YOUR TASK: Compute how many lines in the entries below contain "conversion", and output nothing but the number.

ENTRIES SHOWN:
______________________________
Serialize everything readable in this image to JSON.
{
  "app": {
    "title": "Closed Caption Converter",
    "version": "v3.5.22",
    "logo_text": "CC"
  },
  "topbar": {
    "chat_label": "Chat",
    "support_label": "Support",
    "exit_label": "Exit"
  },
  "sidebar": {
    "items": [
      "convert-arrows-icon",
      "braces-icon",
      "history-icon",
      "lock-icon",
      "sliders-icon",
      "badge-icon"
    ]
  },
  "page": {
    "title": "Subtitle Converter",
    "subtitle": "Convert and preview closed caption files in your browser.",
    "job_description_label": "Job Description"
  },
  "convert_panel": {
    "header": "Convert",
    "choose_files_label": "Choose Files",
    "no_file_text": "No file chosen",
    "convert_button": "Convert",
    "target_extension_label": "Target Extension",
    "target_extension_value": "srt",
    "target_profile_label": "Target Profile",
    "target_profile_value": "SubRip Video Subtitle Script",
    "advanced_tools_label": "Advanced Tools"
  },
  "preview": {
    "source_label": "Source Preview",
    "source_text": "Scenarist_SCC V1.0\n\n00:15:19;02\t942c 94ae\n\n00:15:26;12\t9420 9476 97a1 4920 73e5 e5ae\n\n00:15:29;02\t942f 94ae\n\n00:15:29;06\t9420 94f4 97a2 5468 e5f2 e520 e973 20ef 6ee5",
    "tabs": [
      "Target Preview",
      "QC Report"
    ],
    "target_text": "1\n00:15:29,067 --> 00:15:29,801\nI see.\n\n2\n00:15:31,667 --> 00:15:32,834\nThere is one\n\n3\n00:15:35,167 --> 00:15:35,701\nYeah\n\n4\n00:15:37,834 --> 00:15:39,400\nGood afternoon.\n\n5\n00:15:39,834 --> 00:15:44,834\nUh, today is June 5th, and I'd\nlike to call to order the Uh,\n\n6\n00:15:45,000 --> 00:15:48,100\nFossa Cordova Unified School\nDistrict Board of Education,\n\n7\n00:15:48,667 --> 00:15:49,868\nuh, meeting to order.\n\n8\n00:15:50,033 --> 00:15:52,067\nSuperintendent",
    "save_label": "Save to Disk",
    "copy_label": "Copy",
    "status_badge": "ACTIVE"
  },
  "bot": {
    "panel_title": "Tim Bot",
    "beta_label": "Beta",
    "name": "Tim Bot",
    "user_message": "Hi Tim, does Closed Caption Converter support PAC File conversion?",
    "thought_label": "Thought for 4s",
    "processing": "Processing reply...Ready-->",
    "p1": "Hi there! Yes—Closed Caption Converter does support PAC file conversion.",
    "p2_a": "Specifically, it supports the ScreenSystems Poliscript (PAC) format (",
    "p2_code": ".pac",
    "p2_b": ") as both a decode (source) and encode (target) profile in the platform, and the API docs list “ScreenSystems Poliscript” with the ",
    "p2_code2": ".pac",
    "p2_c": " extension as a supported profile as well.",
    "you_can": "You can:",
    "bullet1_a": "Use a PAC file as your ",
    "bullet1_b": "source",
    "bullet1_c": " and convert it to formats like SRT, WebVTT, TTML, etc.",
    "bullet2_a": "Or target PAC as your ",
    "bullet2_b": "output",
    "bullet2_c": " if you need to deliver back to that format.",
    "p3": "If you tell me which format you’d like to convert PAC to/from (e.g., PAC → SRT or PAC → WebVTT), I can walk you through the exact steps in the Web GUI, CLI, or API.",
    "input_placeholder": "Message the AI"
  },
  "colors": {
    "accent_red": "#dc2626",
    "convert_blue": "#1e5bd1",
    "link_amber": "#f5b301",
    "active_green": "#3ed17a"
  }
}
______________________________
RESPONSE AREA: 2